*Task instructions*. Search term "remote": please copy every line of the records below that contains it.

(Component data from apps and pages)
******
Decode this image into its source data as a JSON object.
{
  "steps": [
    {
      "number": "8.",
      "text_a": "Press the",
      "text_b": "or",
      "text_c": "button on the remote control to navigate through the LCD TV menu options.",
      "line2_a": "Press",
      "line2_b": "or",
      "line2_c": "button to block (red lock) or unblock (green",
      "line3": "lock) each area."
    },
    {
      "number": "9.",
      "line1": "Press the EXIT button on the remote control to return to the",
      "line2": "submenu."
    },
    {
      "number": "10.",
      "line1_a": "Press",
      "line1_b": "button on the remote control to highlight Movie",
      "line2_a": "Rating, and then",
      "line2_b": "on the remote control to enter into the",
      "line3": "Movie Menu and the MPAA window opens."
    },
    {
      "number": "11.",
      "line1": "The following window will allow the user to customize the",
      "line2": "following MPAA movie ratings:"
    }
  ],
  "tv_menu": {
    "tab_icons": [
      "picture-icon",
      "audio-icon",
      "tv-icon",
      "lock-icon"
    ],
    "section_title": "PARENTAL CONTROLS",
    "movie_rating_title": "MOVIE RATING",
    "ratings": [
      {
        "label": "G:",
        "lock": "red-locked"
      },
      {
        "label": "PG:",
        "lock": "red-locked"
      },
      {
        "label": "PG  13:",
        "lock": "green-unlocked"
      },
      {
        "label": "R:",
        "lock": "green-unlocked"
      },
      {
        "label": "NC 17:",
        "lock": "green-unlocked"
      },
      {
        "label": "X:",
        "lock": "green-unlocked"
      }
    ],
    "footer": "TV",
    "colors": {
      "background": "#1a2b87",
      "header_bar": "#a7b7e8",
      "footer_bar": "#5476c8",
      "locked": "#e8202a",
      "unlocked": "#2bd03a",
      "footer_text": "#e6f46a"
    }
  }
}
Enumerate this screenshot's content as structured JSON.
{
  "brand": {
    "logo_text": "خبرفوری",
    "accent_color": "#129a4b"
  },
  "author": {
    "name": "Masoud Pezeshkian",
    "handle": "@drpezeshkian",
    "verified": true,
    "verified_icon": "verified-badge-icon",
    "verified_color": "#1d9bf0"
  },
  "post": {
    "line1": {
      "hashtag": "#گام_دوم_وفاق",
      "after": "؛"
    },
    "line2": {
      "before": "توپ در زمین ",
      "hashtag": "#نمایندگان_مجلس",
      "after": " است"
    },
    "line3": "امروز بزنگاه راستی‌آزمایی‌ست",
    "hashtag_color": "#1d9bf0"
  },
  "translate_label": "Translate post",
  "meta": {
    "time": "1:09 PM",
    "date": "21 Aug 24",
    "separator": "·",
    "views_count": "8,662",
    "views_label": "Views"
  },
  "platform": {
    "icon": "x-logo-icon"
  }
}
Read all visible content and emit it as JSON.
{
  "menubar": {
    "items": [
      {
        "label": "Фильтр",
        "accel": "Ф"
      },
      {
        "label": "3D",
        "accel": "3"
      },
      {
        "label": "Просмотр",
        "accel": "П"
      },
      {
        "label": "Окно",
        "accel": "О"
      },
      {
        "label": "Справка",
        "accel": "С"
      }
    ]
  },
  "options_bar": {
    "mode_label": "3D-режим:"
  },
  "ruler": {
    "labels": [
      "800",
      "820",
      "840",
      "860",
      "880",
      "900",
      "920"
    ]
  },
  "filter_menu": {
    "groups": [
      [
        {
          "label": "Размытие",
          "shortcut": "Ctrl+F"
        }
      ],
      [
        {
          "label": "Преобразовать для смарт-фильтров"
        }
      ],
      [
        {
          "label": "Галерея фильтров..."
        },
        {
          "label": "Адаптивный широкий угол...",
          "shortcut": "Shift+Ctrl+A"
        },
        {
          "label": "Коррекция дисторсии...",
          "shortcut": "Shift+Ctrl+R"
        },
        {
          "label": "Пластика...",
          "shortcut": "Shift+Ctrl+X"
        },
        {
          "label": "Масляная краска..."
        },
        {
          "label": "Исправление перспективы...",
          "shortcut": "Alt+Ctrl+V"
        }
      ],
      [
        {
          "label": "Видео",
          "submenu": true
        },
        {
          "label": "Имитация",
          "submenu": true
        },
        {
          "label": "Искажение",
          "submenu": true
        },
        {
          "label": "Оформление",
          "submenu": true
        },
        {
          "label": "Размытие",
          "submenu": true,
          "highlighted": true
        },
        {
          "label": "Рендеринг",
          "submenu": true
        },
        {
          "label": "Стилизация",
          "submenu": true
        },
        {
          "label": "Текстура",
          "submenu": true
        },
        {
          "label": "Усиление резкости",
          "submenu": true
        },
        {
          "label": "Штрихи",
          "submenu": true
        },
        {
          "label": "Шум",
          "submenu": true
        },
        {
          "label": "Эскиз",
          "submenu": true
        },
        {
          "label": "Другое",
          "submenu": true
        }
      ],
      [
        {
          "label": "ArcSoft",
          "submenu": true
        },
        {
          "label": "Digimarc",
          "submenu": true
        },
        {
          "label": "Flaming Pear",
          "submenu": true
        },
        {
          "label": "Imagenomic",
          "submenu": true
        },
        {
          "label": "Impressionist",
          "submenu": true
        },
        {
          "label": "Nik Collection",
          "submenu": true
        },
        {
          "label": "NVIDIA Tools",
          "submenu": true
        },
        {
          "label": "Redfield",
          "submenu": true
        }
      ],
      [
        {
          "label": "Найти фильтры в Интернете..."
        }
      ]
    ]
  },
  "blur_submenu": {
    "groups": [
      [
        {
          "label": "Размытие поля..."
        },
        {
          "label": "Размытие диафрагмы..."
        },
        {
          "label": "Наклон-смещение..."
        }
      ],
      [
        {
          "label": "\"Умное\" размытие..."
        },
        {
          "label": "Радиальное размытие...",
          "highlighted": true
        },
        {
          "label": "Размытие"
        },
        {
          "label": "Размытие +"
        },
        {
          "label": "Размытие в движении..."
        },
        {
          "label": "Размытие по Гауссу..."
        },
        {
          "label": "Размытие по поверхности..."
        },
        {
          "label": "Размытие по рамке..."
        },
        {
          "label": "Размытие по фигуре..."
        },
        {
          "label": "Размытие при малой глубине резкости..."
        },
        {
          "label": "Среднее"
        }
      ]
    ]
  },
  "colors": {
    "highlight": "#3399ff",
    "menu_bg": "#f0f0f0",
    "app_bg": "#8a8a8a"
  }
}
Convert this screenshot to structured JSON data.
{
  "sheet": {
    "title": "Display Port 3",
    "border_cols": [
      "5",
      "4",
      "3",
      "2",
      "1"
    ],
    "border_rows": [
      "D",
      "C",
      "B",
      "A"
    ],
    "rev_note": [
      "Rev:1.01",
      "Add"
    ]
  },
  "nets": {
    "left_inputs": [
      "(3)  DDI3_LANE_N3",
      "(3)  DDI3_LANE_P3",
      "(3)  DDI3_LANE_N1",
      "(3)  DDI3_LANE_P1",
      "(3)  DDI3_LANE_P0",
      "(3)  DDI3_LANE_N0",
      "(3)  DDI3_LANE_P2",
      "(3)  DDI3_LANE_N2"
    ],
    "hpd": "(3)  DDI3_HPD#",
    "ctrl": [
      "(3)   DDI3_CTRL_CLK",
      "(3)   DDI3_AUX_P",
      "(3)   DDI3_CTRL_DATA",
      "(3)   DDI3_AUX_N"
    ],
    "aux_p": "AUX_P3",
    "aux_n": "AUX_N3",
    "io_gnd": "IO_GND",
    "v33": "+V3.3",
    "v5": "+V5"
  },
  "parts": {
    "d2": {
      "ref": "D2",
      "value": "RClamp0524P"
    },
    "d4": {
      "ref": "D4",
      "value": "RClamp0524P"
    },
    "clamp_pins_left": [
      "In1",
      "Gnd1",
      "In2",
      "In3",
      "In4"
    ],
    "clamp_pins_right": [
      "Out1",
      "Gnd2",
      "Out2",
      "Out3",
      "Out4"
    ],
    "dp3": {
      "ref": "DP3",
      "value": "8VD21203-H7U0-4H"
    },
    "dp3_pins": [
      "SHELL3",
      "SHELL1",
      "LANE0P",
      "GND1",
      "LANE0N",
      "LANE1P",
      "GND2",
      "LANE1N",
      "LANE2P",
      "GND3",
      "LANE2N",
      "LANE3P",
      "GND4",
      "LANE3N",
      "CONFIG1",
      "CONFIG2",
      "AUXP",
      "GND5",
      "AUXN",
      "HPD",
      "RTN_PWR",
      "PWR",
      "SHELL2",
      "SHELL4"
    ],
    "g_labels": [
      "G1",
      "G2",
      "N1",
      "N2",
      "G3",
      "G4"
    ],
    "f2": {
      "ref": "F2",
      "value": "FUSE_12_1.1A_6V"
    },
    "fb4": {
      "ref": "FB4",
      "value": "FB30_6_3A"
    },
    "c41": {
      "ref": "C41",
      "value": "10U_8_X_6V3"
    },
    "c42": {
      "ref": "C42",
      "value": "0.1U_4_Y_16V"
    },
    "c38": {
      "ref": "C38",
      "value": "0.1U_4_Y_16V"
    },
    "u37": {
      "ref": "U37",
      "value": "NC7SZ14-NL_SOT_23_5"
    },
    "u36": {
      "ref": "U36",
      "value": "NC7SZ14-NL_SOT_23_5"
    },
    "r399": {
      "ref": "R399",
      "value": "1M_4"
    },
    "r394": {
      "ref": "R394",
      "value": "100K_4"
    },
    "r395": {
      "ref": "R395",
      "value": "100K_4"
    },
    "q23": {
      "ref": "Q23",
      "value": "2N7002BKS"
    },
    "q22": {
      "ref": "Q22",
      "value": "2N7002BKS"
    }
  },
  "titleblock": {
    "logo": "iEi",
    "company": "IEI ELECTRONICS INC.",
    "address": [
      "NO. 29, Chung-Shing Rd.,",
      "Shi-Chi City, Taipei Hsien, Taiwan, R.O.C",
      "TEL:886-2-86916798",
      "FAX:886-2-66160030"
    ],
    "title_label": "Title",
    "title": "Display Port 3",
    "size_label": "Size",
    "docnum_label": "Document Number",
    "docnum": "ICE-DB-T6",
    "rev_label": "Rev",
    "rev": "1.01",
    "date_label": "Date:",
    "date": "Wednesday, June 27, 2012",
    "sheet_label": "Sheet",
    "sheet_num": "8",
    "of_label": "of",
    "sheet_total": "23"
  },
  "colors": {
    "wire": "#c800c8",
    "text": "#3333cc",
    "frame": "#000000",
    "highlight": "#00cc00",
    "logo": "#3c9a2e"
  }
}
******
*Response for this exercise*.
      "text_c": "button on the remote control to navigate through the LCD TV menu options.",
      "line1": "Press the EXIT button on the remote control to return to the",
      "line1_b": "button on the remote control to highlight Movie",
      "line2_b": "on the remote control to enter into the",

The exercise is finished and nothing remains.